Couple married for 67 years may be split up to different care homes due to lack of funding

91-year-old Frank Springett and his 86-year-old wife, Mary, are currently staying in the same care home in Wootton Wawen in the West Midlands

                            Couple married for 67 years may be split up to different care homes due to lack of funding

A couple, who have been married for 67 years and never been away from each other, face the possibility of getting split up and taken to different care homes because they have no council funding. Frank Springett, 91, and his 86-year-old wife Mary are currently staying in the same care home at Wootton Wawen in the West Midlands. Unfortunately, their family is going to run out of money to pay for their private care and Joanne Downes, their daughter, is afraid that the council will send them to different care homes since both their needs are different. Downes said that the local social services department has agreed to pitch in for her mother's treatment but has made it clear that her father is well enough to live in an apartment by himself.

The daughter is currently fighting for funding to keep her parents together and has told Mirror Online that separating them will destroy them because they have never been apart before. Frank is a retired factory worker and his wife used to work for the Solihull Social Services. Both lived in their own home in Chelmsley Wood until March 2018 when their medical issues forced them to go into care homes.


Mary has a serious case of Alzheimer's Disease while her husband suffers from a muscle stiffness condition called polymyalgia rheumatica. He also has Type 2 diabetes and is completely deaf. The 86-year-old woman's condition had kept getting worse leading to her wandering away from her home. Neighbors and even the postman have brought her back safely. Frank, on the other hand, has had four falls since he was put in the care home and now needs a frame to move around. His hands are also swollen because of arthritis.

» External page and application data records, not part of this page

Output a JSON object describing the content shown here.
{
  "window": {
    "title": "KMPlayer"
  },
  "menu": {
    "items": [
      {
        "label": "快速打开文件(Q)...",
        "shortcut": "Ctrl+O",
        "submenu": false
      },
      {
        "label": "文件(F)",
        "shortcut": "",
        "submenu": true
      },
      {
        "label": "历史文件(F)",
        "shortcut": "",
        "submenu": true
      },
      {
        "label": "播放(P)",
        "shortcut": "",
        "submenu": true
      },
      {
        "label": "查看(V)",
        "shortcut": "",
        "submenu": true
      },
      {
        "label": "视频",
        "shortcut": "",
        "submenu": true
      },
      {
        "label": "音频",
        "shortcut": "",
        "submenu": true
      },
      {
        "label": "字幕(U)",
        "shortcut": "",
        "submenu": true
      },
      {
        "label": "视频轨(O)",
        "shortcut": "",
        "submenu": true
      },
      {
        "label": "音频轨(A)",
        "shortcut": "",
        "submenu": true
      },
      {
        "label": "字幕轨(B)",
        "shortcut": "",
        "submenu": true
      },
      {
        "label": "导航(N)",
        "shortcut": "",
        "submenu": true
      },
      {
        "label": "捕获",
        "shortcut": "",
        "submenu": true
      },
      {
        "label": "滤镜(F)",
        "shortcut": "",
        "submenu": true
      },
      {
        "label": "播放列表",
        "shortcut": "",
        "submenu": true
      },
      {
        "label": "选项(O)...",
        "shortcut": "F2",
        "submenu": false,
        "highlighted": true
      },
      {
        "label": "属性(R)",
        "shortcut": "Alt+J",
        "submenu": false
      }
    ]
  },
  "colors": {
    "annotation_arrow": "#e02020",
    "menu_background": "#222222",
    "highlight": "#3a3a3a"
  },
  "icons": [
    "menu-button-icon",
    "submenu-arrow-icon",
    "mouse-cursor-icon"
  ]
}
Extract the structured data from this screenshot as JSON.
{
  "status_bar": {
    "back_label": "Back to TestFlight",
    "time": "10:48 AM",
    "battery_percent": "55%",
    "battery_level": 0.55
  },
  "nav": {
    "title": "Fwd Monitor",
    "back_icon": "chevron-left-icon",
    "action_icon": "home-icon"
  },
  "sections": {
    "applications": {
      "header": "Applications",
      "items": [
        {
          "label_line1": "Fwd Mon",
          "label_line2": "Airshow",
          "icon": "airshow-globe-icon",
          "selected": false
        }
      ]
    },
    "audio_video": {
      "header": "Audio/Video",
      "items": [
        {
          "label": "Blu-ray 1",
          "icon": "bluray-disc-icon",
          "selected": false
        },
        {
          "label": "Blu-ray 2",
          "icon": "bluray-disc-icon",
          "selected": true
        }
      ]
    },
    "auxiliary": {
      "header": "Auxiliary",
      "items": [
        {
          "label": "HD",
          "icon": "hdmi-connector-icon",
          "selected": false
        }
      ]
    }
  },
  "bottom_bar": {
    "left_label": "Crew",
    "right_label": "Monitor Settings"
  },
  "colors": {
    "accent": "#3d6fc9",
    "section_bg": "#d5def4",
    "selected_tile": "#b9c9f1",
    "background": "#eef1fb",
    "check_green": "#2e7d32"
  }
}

Two of their children, Roderick Springett and Joanne Downes, are fighting to keep their parents together at Cedar Lodge. Gerad, their third child, died of a brain tumor in 2005. Joanne, 57, lives in Wootton Wawen and has said that because both her parents owned their own home, but they had not been eligible for any help from the council or otherwise to pay for their care home fees. The children sold the house for £156,000. The proceeds from the sale went to paying Mary's £975 per week and Frank's £925 per week. This translates to £8,000 for the elderly couples' care.

Joanne said: "The money is running out and currently stands at £106,000. Next year, probably in April, the couple's money will reach the upper savings limit at which the council steps in and gives financial assistance. That means we have roughly £60,000 to use up and then we are finished - and £60,000 will last about another seven months." She said that the plan for the immediate future is continuing talks with the Solihull Social Services on what would happen to the elderly couple if the money the children have for their care drops below the threshold of £46,000.

She said: "To date, we've had no funding from Solihull Social Services at all - which we understand because we have money to pay. They've said they'll pay £500 per week towards my mother's care - but that the family will need to pay a top-up fee of £475 a week. However, they won't pay anything for my father's fees because they say he can look after himself. They say he can live in a flat in the community with carers coming for him."

The daughter said that the reason she and her brother chose to put their father in the care home with their mother is because the care package that they had set up for Mary wasn't working. She said: "I asked social services how he would visit my mother if he lived in a flat and they didn't have an answer. I asked about my parents' emotional needs as that needs to be taken into consideration. It would devastate my mother if my father was not with her, and vice versa. They are a couple who have been together 70 years, married for 67 years and have never ever spent time apart. I cannot and will not accept that they cannot be together."

Joanne said that both her parents required round-the-clock care which Cedar Lodge Care Home provided for the elderly couple. Frank and Mary have also settled into their lives in the care home and have made many friends. In May this year, the day that Prince Harry and Meghan Markle got married, the elderly couple renewed their wedding vows with a vicar performing the ceremony. There was also a cake and a photographer to capture the moment. 

Joanne said: "The home they are in is a church home, something which is important to both my parents. It is kind and caring and that is the most important thing." Frank's GP has also supported the family's efforts to keep him in Cedar Lodge. The GP has also written numerous letters confirming this. Joanne said: "I don't know what we will do when the money runs out - I'm at breaking point, this whole situation is making me ill. I can't let my father know what is going on as it will kill him."

A spokesperson for the Solihull Council has said that they are working with Joanne to figure out a solution. They said: "We understand that couples who have been married a long time often wish to stay together when one of them moves into residential care. We respect their right to do so. In some situations, people decide to fund themselves, and we do our best to make them and their family aware of the financial implications of this. If people's care needs or financial circumstances change as time passes, we would reassess their situation. We would be happy to meet in person with the family to explain things further."